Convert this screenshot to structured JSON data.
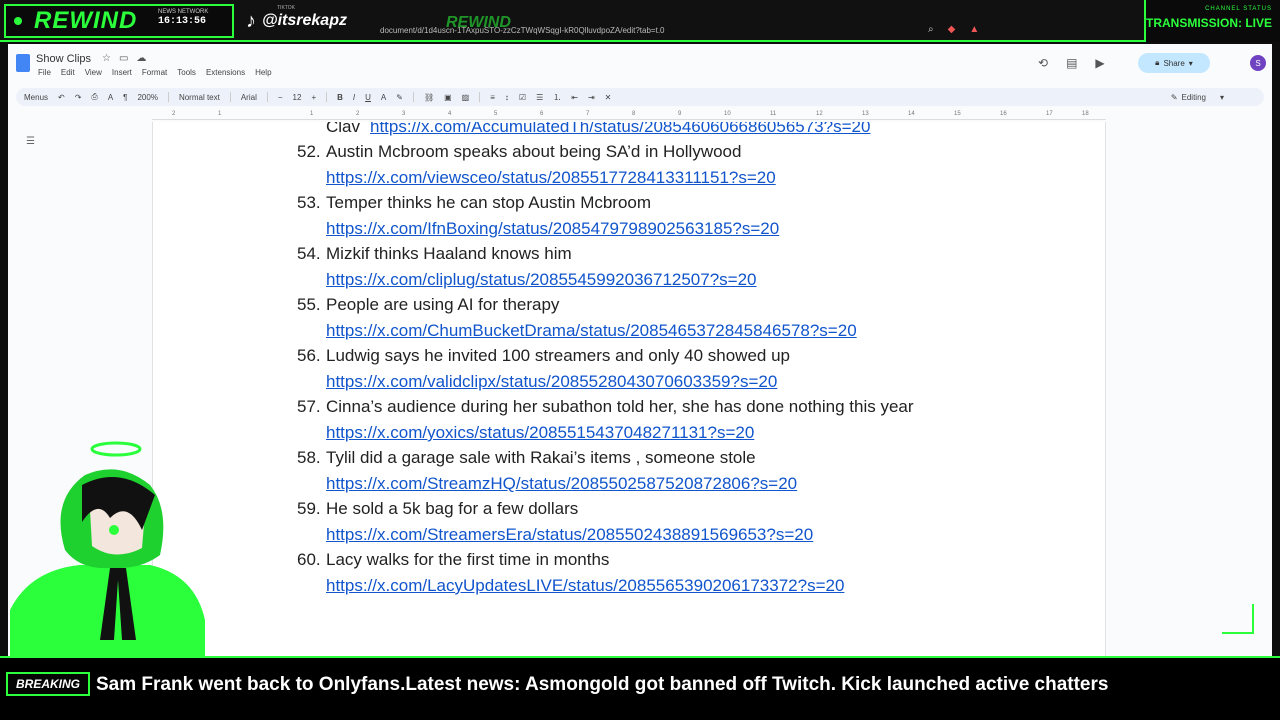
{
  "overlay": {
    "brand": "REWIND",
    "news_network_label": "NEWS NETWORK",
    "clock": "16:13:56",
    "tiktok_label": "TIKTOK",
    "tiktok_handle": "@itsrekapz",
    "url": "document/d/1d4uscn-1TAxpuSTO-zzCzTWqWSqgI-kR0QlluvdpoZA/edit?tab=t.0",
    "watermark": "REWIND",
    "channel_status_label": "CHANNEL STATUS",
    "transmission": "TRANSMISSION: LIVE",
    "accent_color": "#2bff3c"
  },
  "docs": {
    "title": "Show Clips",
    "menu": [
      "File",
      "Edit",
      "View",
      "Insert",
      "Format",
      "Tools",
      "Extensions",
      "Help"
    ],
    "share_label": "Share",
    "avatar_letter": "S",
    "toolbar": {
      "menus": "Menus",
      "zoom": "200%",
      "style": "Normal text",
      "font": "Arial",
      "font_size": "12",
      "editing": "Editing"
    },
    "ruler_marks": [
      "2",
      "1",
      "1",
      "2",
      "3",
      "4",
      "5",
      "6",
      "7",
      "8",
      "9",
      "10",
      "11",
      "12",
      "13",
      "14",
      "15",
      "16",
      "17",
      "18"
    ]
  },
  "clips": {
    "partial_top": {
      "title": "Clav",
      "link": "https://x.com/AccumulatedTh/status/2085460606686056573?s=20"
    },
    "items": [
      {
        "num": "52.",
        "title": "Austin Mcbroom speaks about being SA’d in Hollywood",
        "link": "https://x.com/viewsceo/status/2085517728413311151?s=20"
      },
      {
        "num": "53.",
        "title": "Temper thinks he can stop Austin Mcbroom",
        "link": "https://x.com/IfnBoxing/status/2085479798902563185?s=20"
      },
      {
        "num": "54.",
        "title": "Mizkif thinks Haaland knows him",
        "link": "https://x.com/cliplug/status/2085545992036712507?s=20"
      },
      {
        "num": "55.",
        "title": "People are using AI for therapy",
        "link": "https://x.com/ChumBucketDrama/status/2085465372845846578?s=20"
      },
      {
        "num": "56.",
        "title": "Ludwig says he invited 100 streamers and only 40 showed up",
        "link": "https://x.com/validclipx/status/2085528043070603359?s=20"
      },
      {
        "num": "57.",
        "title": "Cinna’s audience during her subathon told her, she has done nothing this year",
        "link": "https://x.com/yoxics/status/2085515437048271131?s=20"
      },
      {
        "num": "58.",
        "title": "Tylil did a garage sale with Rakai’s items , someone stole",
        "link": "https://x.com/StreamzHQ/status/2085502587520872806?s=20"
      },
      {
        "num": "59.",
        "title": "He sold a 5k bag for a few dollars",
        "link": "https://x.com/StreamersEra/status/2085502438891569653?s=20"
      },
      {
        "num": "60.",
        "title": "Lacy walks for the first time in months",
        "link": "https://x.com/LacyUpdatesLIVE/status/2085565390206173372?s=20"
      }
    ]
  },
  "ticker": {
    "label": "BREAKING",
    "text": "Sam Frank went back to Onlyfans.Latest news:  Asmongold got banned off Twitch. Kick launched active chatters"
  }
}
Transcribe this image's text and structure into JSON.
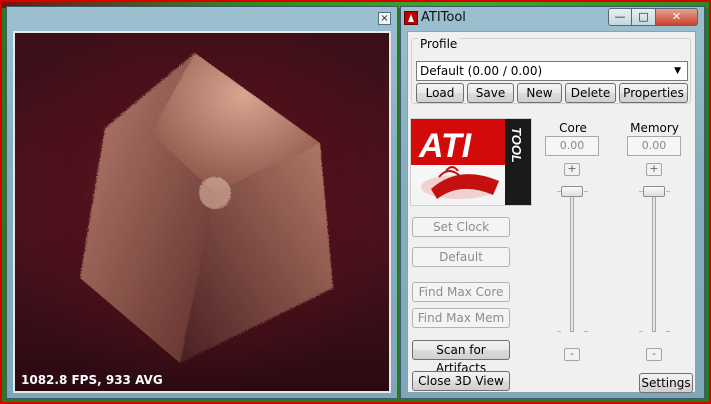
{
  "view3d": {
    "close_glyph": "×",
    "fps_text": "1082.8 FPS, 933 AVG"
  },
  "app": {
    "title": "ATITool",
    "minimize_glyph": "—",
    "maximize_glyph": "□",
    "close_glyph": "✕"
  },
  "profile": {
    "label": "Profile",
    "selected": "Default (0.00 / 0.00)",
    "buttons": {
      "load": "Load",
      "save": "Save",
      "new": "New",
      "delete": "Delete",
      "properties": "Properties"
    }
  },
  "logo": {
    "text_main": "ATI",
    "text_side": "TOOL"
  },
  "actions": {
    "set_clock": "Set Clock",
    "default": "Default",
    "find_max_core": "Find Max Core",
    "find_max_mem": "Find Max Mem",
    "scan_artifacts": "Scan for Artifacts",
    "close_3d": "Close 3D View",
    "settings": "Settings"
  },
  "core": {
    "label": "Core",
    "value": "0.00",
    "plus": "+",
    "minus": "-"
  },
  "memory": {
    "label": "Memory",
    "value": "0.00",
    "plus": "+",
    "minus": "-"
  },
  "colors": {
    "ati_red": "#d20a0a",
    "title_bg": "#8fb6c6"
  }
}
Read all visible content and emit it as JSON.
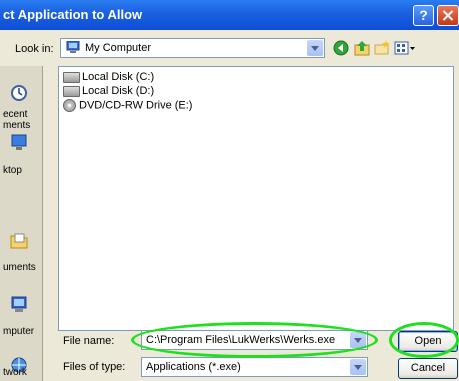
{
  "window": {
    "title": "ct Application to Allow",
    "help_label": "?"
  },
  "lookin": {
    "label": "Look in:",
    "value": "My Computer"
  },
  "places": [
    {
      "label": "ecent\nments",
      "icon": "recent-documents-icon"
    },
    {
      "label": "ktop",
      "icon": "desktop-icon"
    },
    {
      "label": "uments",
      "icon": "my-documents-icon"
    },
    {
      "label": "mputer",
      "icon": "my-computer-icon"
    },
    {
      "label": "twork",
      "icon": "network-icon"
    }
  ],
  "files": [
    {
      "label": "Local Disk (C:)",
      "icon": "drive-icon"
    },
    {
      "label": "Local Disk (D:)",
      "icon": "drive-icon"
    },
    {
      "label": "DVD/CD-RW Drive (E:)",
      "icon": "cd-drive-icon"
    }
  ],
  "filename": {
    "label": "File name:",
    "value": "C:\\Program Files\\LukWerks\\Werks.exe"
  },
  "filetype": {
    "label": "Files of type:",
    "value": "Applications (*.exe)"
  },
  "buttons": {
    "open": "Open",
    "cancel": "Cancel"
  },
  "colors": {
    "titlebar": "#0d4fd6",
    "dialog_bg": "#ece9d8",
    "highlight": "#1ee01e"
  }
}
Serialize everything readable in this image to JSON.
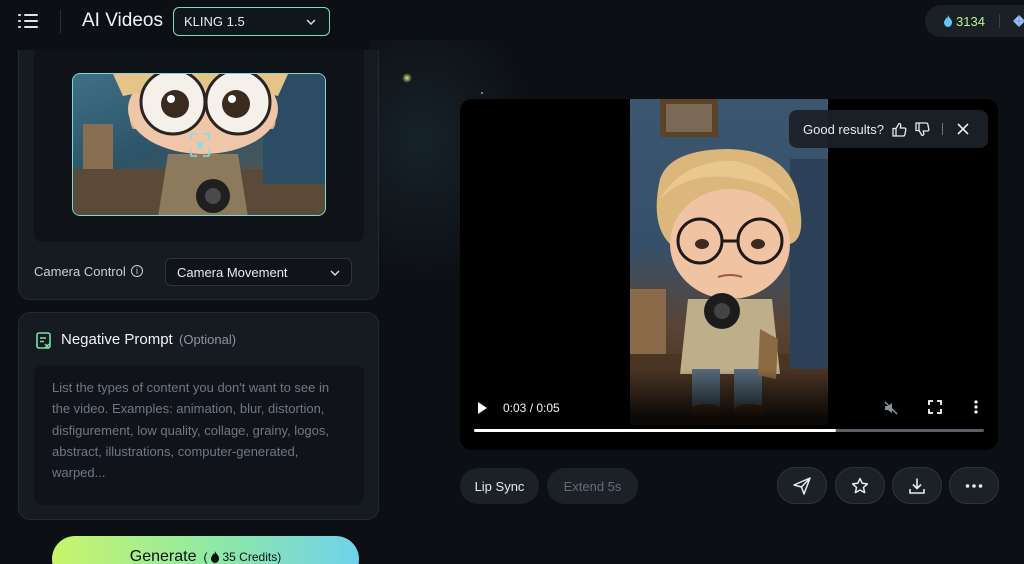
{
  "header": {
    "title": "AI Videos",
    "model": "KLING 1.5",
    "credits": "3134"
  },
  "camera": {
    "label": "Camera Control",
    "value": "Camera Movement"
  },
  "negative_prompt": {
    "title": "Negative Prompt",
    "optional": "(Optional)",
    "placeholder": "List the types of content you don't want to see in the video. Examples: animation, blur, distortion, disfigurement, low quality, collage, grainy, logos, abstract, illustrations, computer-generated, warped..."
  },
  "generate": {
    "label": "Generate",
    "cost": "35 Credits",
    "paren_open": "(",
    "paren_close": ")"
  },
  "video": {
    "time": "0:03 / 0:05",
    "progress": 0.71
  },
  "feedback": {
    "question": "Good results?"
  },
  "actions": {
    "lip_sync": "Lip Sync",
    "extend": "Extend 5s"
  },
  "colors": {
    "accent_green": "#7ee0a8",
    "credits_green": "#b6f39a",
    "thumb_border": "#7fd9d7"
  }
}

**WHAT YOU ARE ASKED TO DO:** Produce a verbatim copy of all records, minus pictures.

**YOUR SOLUTION:**
Convert this screenshot to structured JSON data.
{
  "overlay": {
    "brand": "REWIND",
    "news_network_label": "NEWS NETWORK",
    "clock": "16:13:56",
    "tiktok_label": "TIKTOK",
    "tiktok_handle": "@itsrekapz",
    "url": "document/d/1d4uscn-1TAxpuSTO-zzCzTWqWSqgI-kR0QlluvdpoZA/edit?tab=t.0",
    "watermark": "REWIND",
    "channel_status_label": "CHANNEL STATUS",
    "transmission": "TRANSMISSION: LIVE",
    "accent_color": "#2bff3c"
  },
  "docs": {
    "title": "Show Clips",
    "menu": [
      "File",
      "Edit",
      "View",
      "Insert",
      "Format",
      "Tools",
      "Extensions",
      "Help"
    ],
    "share_label": "Share",
    "avatar_letter": "S",
    "toolbar": {
      "menus": "Menus",
      "zoom": "200%",
      "style": "Normal text",
      "font": "Arial",
      "font_size": "12",
      "editing": "Editing"
    },
    "ruler_marks": [
      "2",
      "1",
      "1",
      "2",
      "3",
      "4",
      "5",
      "6",
      "7",
      "8",
      "9",
      "10",
      "11",
      "12",
      "13",
      "14",
      "15",
      "16",
      "17",
      "18"
    ]
  },
  "clips": {
    "partial_top": {
      "title": "Clav",
      "link": "https://x.com/AccumulatedTh/status/2085460606686056573?s=20"
    },
    "items": [
      {
        "num": "52.",
        "title": "Austin Mcbroom speaks about being SA’d in Hollywood",
        "link": "https://x.com/viewsceo/status/2085517728413311151?s=20"
      },
      {
        "num": "53.",
        "title": "Temper thinks he can stop Austin Mcbroom",
        "link": "https://x.com/IfnBoxing/status/2085479798902563185?s=20"
      },
      {
        "num": "54.",
        "title": "Mizkif thinks Haaland knows him",
        "link": "https://x.com/cliplug/status/2085545992036712507?s=20"
      },
      {
        "num": "55.",
        "title": "People are using AI for therapy",
        "link": "https://x.com/ChumBucketDrama/status/2085465372845846578?s=20"
      },
      {
        "num": "56.",
        "title": "Ludwig says he invited 100 streamers and only 40 showed up",
        "link": "https://x.com/validclipx/status/2085528043070603359?s=20"
      },
      {
        "num": "57.",
        "title": "Cinna’s audience during her subathon told her, she has done nothing this year",
        "link": "https://x.com/yoxics/status/2085515437048271131?s=20"
      },
      {
        "num": "58.",
        "title": "Tylil did a garage sale with Rakai’s items , someone stole",
        "link": "https://x.com/StreamzHQ/status/2085502587520872806?s=20"
      },
      {
        "num": "59.",
        "title": "He sold a 5k bag for a few dollars",
        "link": "https://x.com/StreamersEra/status/2085502438891569653?s=20"
      },
      {
        "num": "60.",
        "title": "Lacy walks for the first time in months",
        "link": "https://x.com/LacyUpdatesLIVE/status/2085565390206173372?s=20"
      }
    ]
  },
  "ticker": {
    "label": "BREAKING",
    "text": "Sam Frank went back to Onlyfans.Latest news:  Asmongold got banned off Twitch. Kick launched active chatters"
  }
}
Transcribe this image's text and structure into JSON.
{
  "view3d": {
    "close_glyph": "×",
    "fps_text": "1082.8 FPS, 933 AVG"
  },
  "app": {
    "title": "ATITool",
    "minimize_glyph": "—",
    "maximize_glyph": "□",
    "close_glyph": "✕"
  },
  "profile": {
    "label": "Profile",
    "selected": "Default (0.00 / 0.00)",
    "buttons": {
      "load": "Load",
      "save": "Save",
      "new": "New",
      "delete": "Delete",
      "properties": "Properties"
    }
  },
  "logo": {
    "text_main": "ATI",
    "text_side": "TOOL"
  },
  "actions": {
    "set_clock": "Set Clock",
    "default": "Default",
    "find_max_core": "Find Max Core",
    "find_max_mem": "Find Max Mem",
    "scan_artifacts": "Scan for Artifacts",
    "close_3d": "Close 3D View",
    "settings": "Settings"
  },
  "core": {
    "label": "Core",
    "value": "0.00",
    "plus": "+",
    "minus": "-"
  },
  "memory": {
    "label": "Memory",
    "value": "0.00",
    "plus": "+",
    "minus": "-"
  },
  "colors": {
    "ati_red": "#d20a0a",
    "title_bg": "#8fb6c6"
  }
}
Read all visible content and emit it as JSON.
{
  "window": {
    "title": "ct Application to Allow",
    "help_label": "?"
  },
  "lookin": {
    "label": "Look in:",
    "value": "My Computer"
  },
  "places": [
    {
      "label": "ecent\nments",
      "icon": "recent-documents-icon"
    },
    {
      "label": "ktop",
      "icon": "desktop-icon"
    },
    {
      "label": "uments",
      "icon": "my-documents-icon"
    },
    {
      "label": "mputer",
      "icon": "my-computer-icon"
    },
    {
      "label": "twork",
      "icon": "network-icon"
    }
  ],
  "files": [
    {
      "label": "Local Disk (C:)",
      "icon": "drive-icon"
    },
    {
      "label": "Local Disk (D:)",
      "icon": "drive-icon"
    },
    {
      "label": "DVD/CD-RW Drive (E:)",
      "icon": "cd-drive-icon"
    }
  ],
  "filename": {
    "label": "File name:",
    "value": "C:\\Program Files\\LukWerks\\Werks.exe"
  },
  "filetype": {
    "label": "Files of type:",
    "value": "Applications (*.exe)"
  },
  "buttons": {
    "open": "Open",
    "cancel": "Cancel"
  },
  "colors": {
    "titlebar": "#0d4fd6",
    "dialog_bg": "#ece9d8",
    "highlight": "#1ee01e"
  }
}
Serialize everything readable in this image to JSON.
{
  "header": {
    "title": "AI Videos",
    "model": "KLING 1.5",
    "credits": "3134"
  },
  "camera": {
    "label": "Camera Control",
    "value": "Camera Movement"
  },
  "negative_prompt": {
    "title": "Negative Prompt",
    "optional": "(Optional)",
    "placeholder": "List the types of content you don't want to see in the video. Examples: animation, blur, distortion, disfigurement, low quality, collage, grainy, logos, abstract, illustrations, computer-generated, warped..."
  },
  "generate": {
    "label": "Generate",
    "cost": "35 Credits",
    "paren_open": "(",
    "paren_close": ")"
  },
  "video": {
    "time": "0:03 / 0:05",
    "progress": 0.71
  },
  "feedback": {
    "question": "Good results?"
  },
  "actions": {
    "lip_sync": "Lip Sync",
    "extend": "Extend 5s"
  },
  "colors": {
    "accent_green": "#7ee0a8",
    "credits_green": "#b6f39a",
    "thumb_border": "#7fd9d7"
  }
}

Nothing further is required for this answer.